Towards a “true African-Brazilian Musicology”: interview with Meki Nzewi


  • Kamai Freire
  • Nina Graeff
  • Meki Nzewi


Meki Emeka Nzewi can be considered one of the pioneers of an "African Musicology" that overcomes the limitations of Africanist approaches. An Africa- sensed Musicology is more than a quest; it is a positioning of legitimization of African epistemologies and methodologies for understanding and defining the music practices of the African continent. At the same time, it is a form of combating colonialist procedures that marked the development of ethnomusicology or, in its early days, Comparative Musicology (Vergleichende Musikwissenschaft), based largely on exogenous and distanced analyses of African music, undertaken mostly from the point of view of European and North American white researchers (NKETIA, 1962; 1974; AGAWU, 1992; 2003; MAPAYA 2018; MAPAYA and MUGHOVANI, 2018, 2018; GRAEFF, 2020). Born in Igbo (Nigeria) in 1938, Meki Nzewi is professor of African Music (theory and practice) at the University of Pretoria (South Africa) and Program Director of the Centre for Indigenous Instrumental Music and African Dance Practices (CIIMDA). As a composer, cultural arts educator, theorist and music arts philosopher, creative writer, music dramatist, performer and choreographer, he has written and directed a series of musical theater works with a repertoire of multicultural compositions for various genres (symphony, opera, musicals, ensembles, voices/solo instruments, etc.). As an “African Mother Drummer” , he initiated the Modern African Classic Drum with compositions written in solo, duo and ensemble.
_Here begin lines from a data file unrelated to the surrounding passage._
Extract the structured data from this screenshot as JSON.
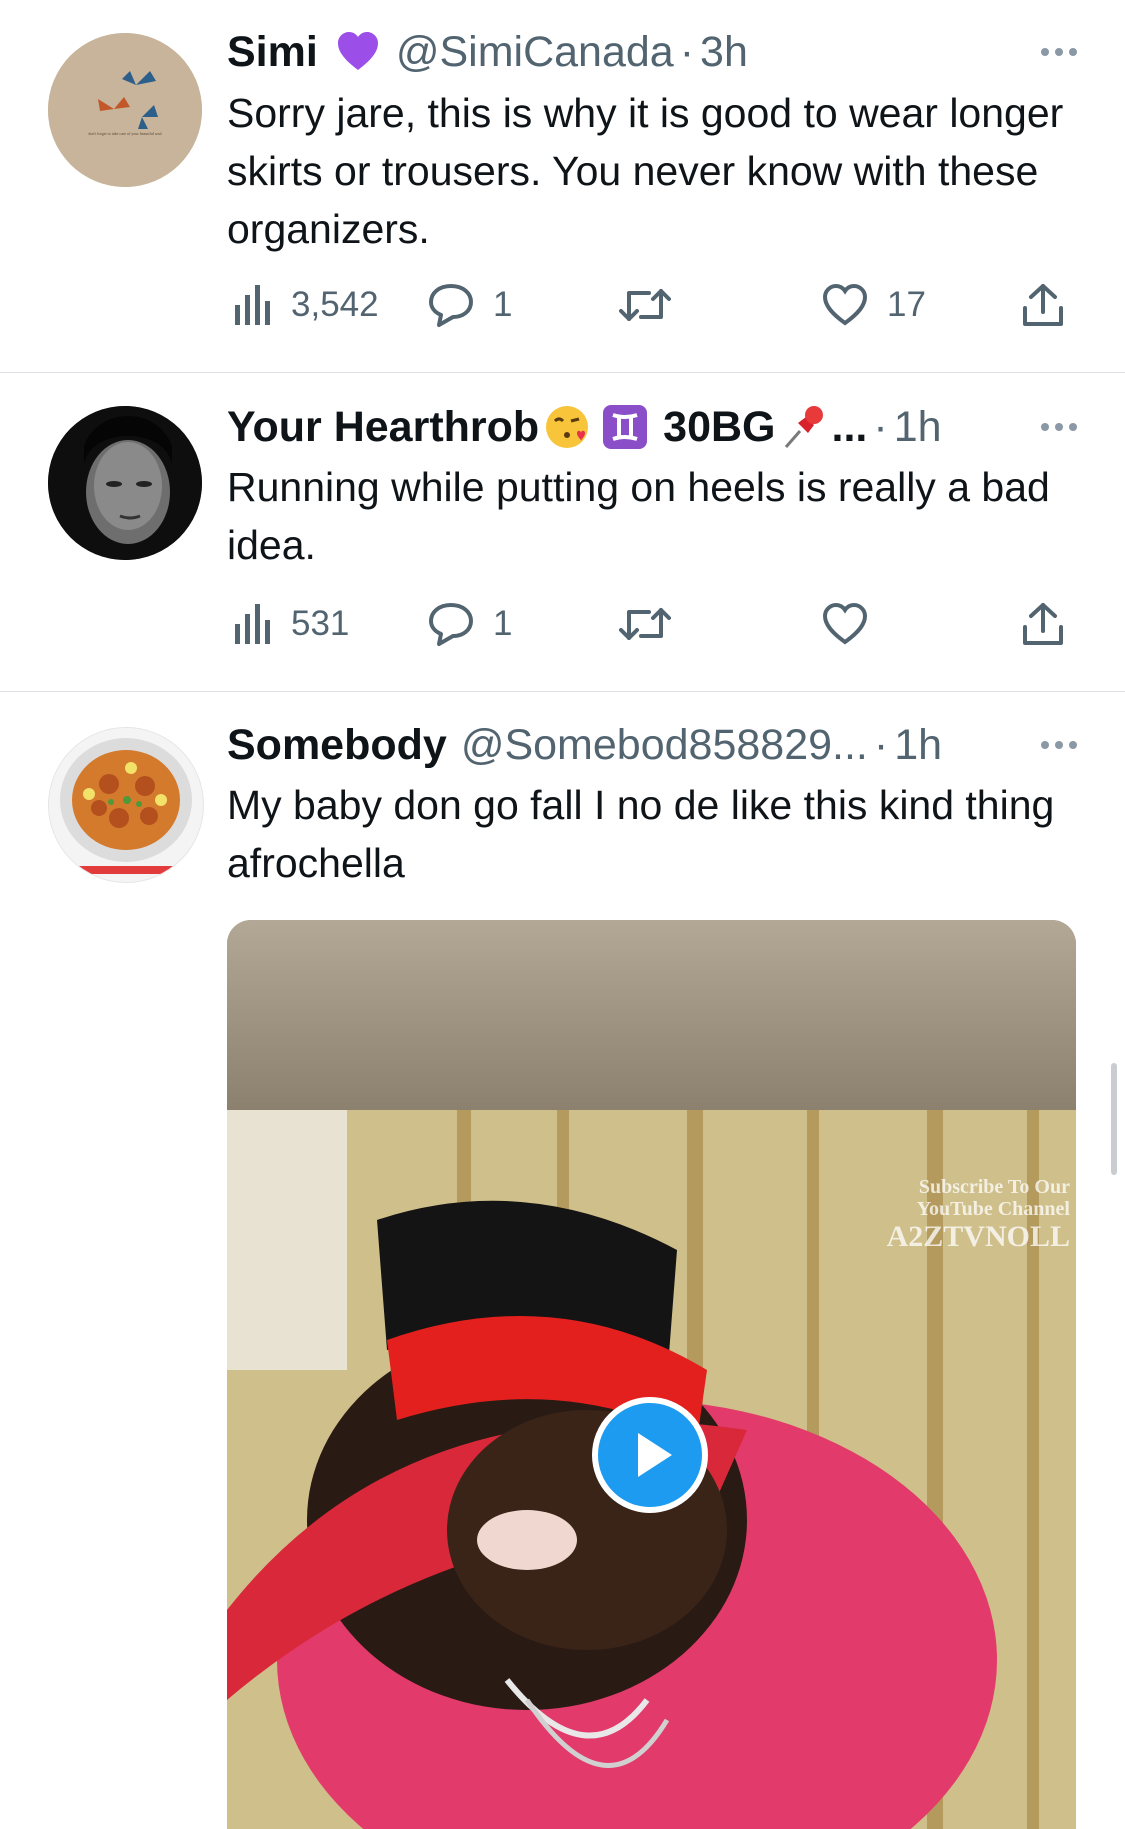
{
  "tweets": [
    {
      "name": "Simi",
      "name_emoji": "purple-heart",
      "handle": "@SimiCanada",
      "separator": "·",
      "time": "3h",
      "text": "Sorry jare, this is why it is good to wear longer skirts or trousers. You never know with these organizers.",
      "views": "3,542",
      "replies": "1",
      "retweets": "",
      "likes": "17",
      "avatar": "butterfly-avatar",
      "avatar_caption": "don't forget to take care of your beautiful soul"
    },
    {
      "name": "Your Hearthrob",
      "name_suffix": "30BG",
      "name_emoji": [
        "kissing-face",
        "gemini-sign",
        "pushpin"
      ],
      "truncation": "...",
      "separator": "·",
      "time": "1h",
      "text": "Running while putting on heels is really a bad idea.",
      "views": "531",
      "replies": "1",
      "retweets": "",
      "likes": "",
      "avatar": "portrait-avatar"
    },
    {
      "name": "Somebody",
      "handle": "@Somebod858829...",
      "separator": "·",
      "time": "1h",
      "text": "My baby don go fall I no de like this kind thing afrochella",
      "avatar": "food-plate-avatar",
      "media": {
        "type": "video",
        "watermark": [
          "Subscribe To Our",
          "YouTube Channel",
          "A2ZTVNOLL"
        ],
        "play_icon": "play-icon"
      }
    }
  ],
  "colors": {
    "text": "#0f1419",
    "secondary": "#536471",
    "accent": "#1d9bf0",
    "divider": "#dcdfe3"
  }
}
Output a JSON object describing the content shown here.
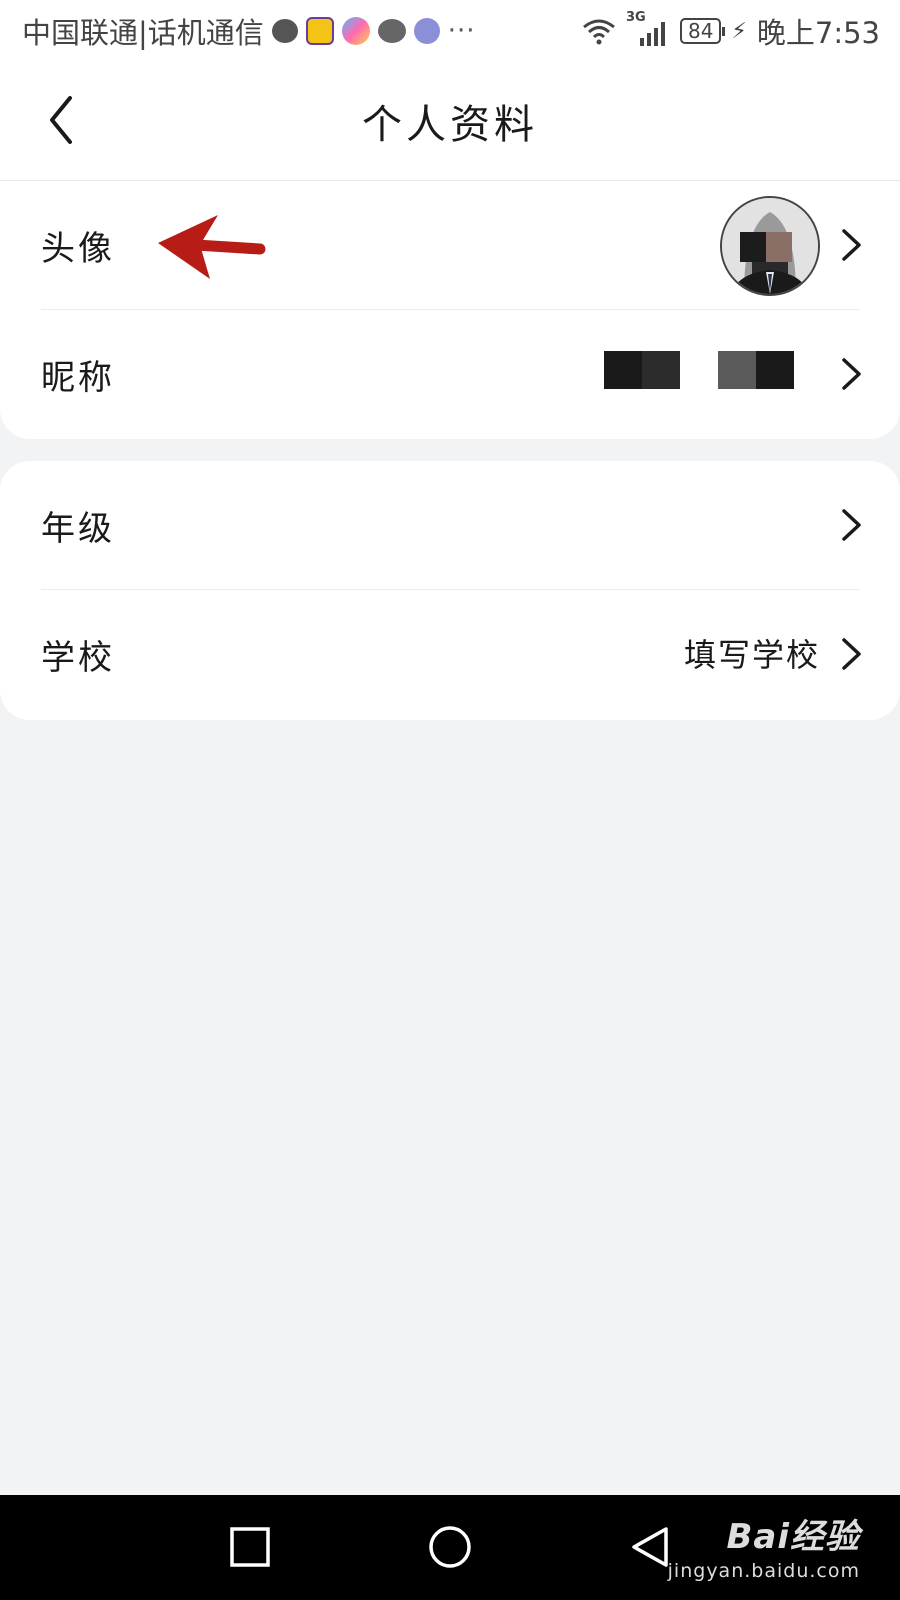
{
  "status_bar": {
    "carrier": "中国联通|话机通信",
    "notification_icons": [
      "message-icon",
      "book-app-icon",
      "ball-app-icon",
      "wechat-icon",
      "astronaut-app-icon"
    ],
    "more": "···",
    "network": "3G",
    "battery": "84",
    "time": "晚上7:53"
  },
  "header": {
    "title": "个人资料"
  },
  "profile_card": {
    "rows": [
      {
        "label": "头像",
        "value": ""
      },
      {
        "label": "昵称",
        "value": ""
      }
    ]
  },
  "info_card": {
    "rows": [
      {
        "label": "年级",
        "value": ""
      },
      {
        "label": "学校",
        "value": "填写学校"
      }
    ]
  },
  "watermark": {
    "brand": "Bai经验",
    "url": "jingyan.baidu.com"
  },
  "colors": {
    "annotation_arrow": "#b81c16",
    "background": "#f2f3f5",
    "card": "#ffffff"
  }
}
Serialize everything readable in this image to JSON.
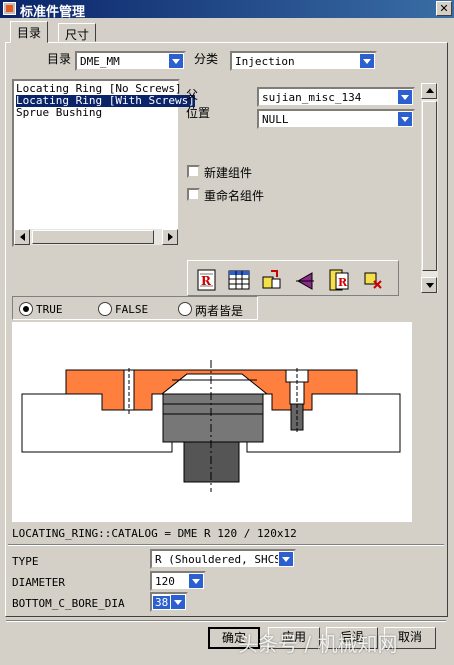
{
  "window": {
    "title": "标准件管理"
  },
  "tabs": [
    {
      "label": "目录"
    },
    {
      "label": "尺寸"
    }
  ],
  "catalog": {
    "label": "目录",
    "value": "DME_MM"
  },
  "category": {
    "label": "分类",
    "value": "Injection"
  },
  "component_list": {
    "items": [
      {
        "label": "Locating Ring [No Screws]",
        "selected": false
      },
      {
        "label": "Locating Ring [With Screws]",
        "selected": true
      },
      {
        "label": "Sprue Bushing",
        "selected": false
      }
    ]
  },
  "parent": {
    "label": "父",
    "value": "sujian_misc_134"
  },
  "position": {
    "label": "位置",
    "value": "NULL"
  },
  "options": {
    "new_component": "新建组件",
    "rename_component": "重命名组件"
  },
  "toolbar_icons": [
    "report-icon",
    "spreadsheet-icon",
    "reposition-icon",
    "flip-icon",
    "rename-report-icon",
    "delete-component-icon"
  ],
  "radio": {
    "options": [
      "TRUE",
      "FALSE",
      "两者皆是"
    ],
    "selected": "TRUE"
  },
  "catalog_line": "LOCATING_RING::CATALOG = DME R 120  / 120x12",
  "params": [
    {
      "name": "TYPE",
      "value": "R (Shouldered, SHCS)"
    },
    {
      "name": "DIAMETER",
      "value": "120"
    },
    {
      "name": "BOTTOM_C_BORE_DIA",
      "value": "38"
    }
  ],
  "buttons": {
    "ok": "确定",
    "apply": "应用",
    "back": "后退",
    "cancel": "取消"
  },
  "watermark": "头条号 / 机械知网",
  "colors": {
    "accent": "#2c5fcf",
    "title_bar": "#0a246a",
    "ring_orange": "#ff7f3f",
    "steel_gray": "#777777"
  }
}
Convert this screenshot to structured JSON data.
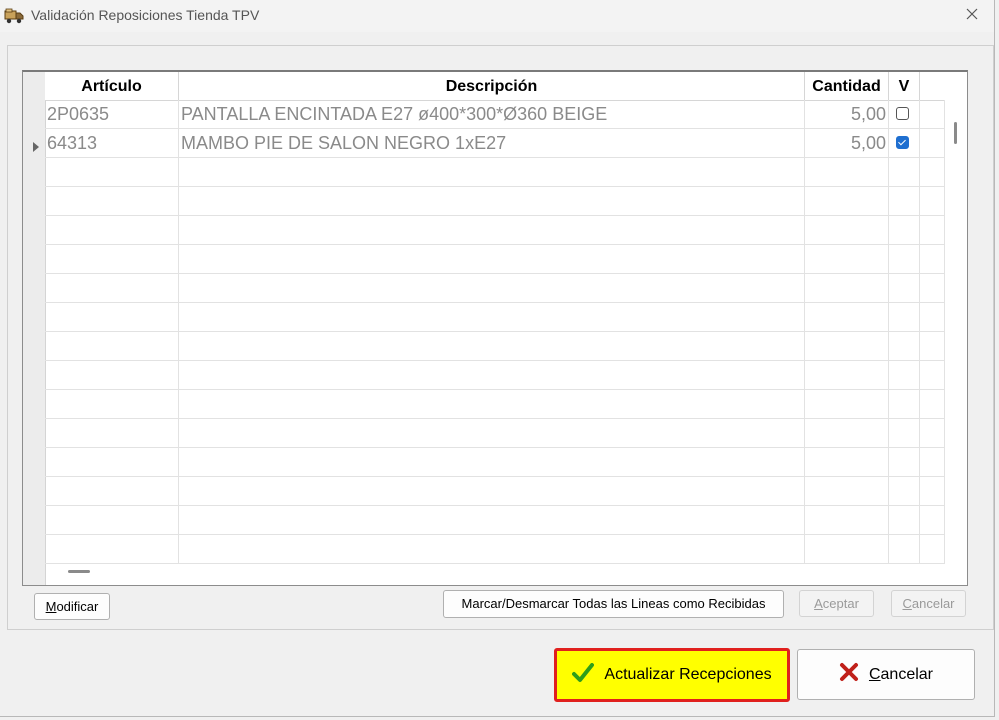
{
  "window": {
    "title": "Validación Reposiciones Tienda TPV",
    "icon": "truck-app-icon",
    "close_glyph": "✕"
  },
  "grid": {
    "columns": [
      "Artículo",
      "Descripción",
      "Cantidad",
      "V"
    ],
    "rows": [
      {
        "articulo": "2P0635",
        "descripcion": "PANTALLA ENCINTADA E27 ø400*300*Ø360 BEIGE",
        "cantidad": "5,00",
        "checked": false
      },
      {
        "articulo": "64313",
        "descripcion": "MAMBO PIE DE SALON NEGRO 1xE27",
        "cantidad": "5,00",
        "checked": true
      }
    ],
    "current_row": 2,
    "empty_rows": 14
  },
  "buttons": {
    "modificar": {
      "first": "M",
      "rest": "odificar"
    },
    "marcar_todas": "Marcar/Desmarcar Todas las Lineas como Recibidas",
    "aceptar": {
      "first": "A",
      "rest": "ceptar"
    },
    "cancelar_small": {
      "first": "C",
      "rest": "ancelar"
    },
    "actualizar": "Actualizar Recepciones",
    "cancelar_big": {
      "first": "C",
      "rest": "ancelar"
    }
  },
  "colors": {
    "highlight_fill": "#ffff00",
    "highlight_border": "#e0201e",
    "checkbox_checked": "#1f6fd0",
    "check_icon": "#2e9e1a",
    "cancel_icon": "#c0201a"
  }
}
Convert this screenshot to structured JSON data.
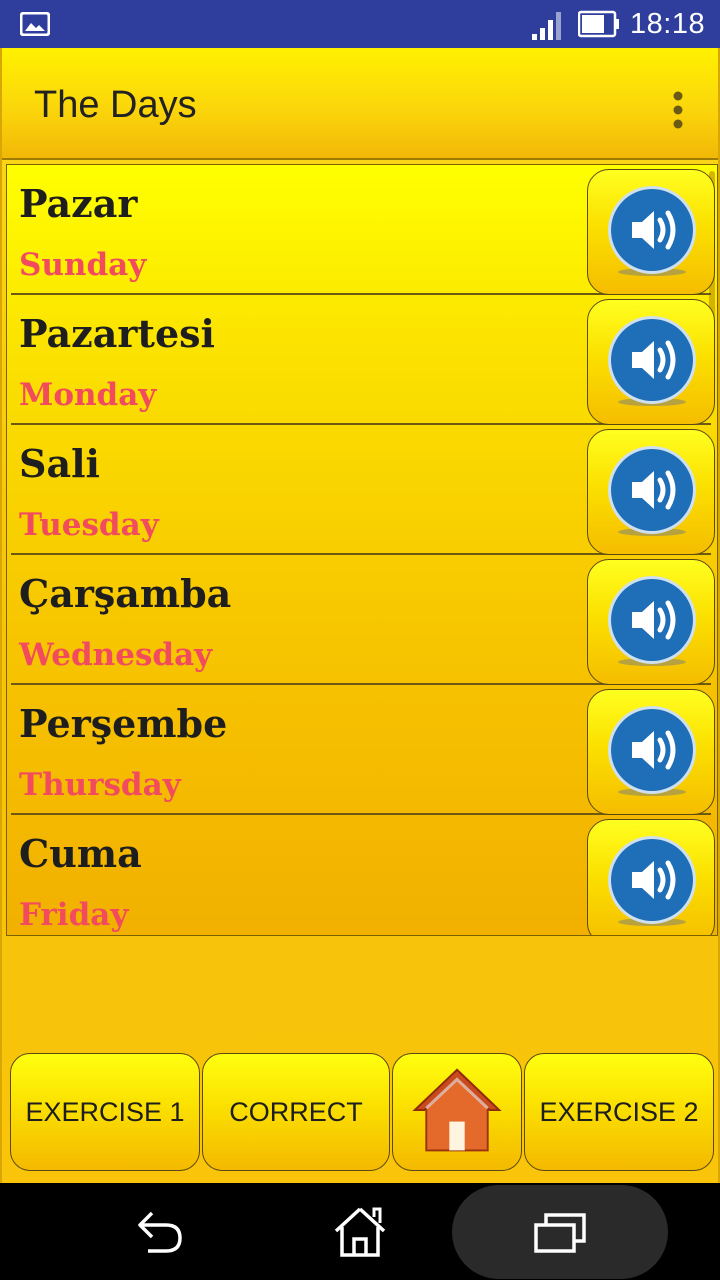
{
  "status_bar": {
    "time": "18:18",
    "icons": [
      "gallery-icon",
      "signal-icon",
      "battery-icon"
    ]
  },
  "toolbar": {
    "title": "The Days",
    "menu_icon": "more-vert-icon"
  },
  "days": [
    {
      "word": "Pazar",
      "translation": "Sunday"
    },
    {
      "word": "Pazartesi",
      "translation": "Monday"
    },
    {
      "word": "Sali",
      "translation": "Tuesday"
    },
    {
      "word": "Çarşamba",
      "translation": "Wednesday"
    },
    {
      "word": "Perşembe",
      "translation": "Thursday"
    },
    {
      "word": "Cuma",
      "translation": "Friday"
    }
  ],
  "bottom_bar": {
    "exercise1": "EXERCISE 1",
    "correct": "CORRECT",
    "home_icon": "home-icon",
    "exercise2": "EXERCISE 2"
  },
  "nav_bar": {
    "icons": [
      "back-icon",
      "home-icon",
      "recent-apps-icon"
    ]
  },
  "colors": {
    "status_bar": "#2f3e9c",
    "background": "#f7c40c",
    "word": "#1e1e1e",
    "translation": "#f24b5e",
    "sound_button": "#1f6fb8"
  }
}
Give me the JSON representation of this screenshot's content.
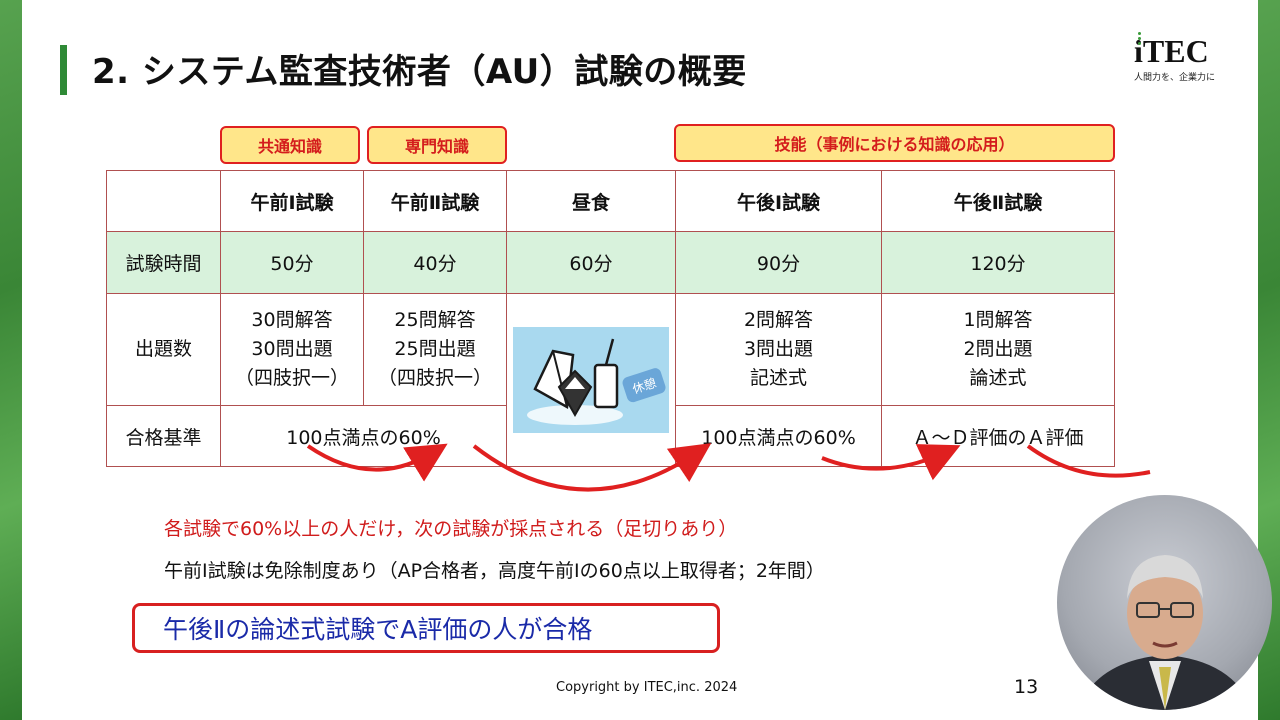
{
  "slide": {
    "title": "2. システム監査技術者（AU）試験の概要",
    "logo": {
      "text": "iTEC",
      "tagline": "人間力を、企業力に"
    }
  },
  "tags": {
    "common": "共通知識",
    "specialty": "専門知識",
    "skill": "技能（事例における知識の応用）"
  },
  "table": {
    "headers": [
      "",
      "午前Ⅰ試験",
      "午前Ⅱ試験",
      "昼食",
      "午後Ⅰ試験",
      "午後Ⅱ試験"
    ],
    "rows": {
      "time": {
        "label": "試験時間",
        "values": [
          "50分",
          "40分",
          "60分",
          "90分",
          "120分"
        ]
      },
      "questions": {
        "label": "出題数",
        "am1": [
          "30問解答",
          "30問出題",
          "（四肢択一）"
        ],
        "am2": [
          "25問解答",
          "25問出題",
          "（四肢択一）"
        ],
        "pm1": [
          "2問解答",
          "3問出題",
          "記述式"
        ],
        "pm2": [
          "1問解答",
          "2問出題",
          "論述式"
        ]
      },
      "pass": {
        "label": "合格基準",
        "am": "100点満点の60%",
        "pm1": "100点満点の60%",
        "pm2": "Ａ～Ｄ評価のＡ評価"
      }
    },
    "lunch_image_text": "休憩"
  },
  "notes": {
    "red": "各試験で60%以上の人だけ，次の試験が採点される（足切りあり）",
    "black": "午前Ⅰ試験は免除制度あり（AP合格者，高度午前Ⅰの60点以上取得者；2年間）",
    "pass_box": "午後Ⅱの論述式試験でA評価の人が合格"
  },
  "footer": {
    "copyright": "Copyright by ITEC,inc. 2024",
    "page": "13"
  },
  "colors": {
    "accent_green": "#2f8a36",
    "red": "#d01c1c",
    "blue": "#1a2aa8",
    "tag_fill": "#ffe68a",
    "time_row": "#d8f2dc"
  }
}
He has published numerous books and articles (see selection in the bibliographic references) and was the First President of the Pan African Society for Education in Music Arts (PASMEA). In his texts, Nzewi speaks of a "true African mind", which we have paraphrased for the title of the interview, seeking to apply the philosophy behind this concept to the music of African hues of Brazil and to propose the beginning of a joint quest for a "true” African-Brazilian musicology.


Não há dados estatísticos.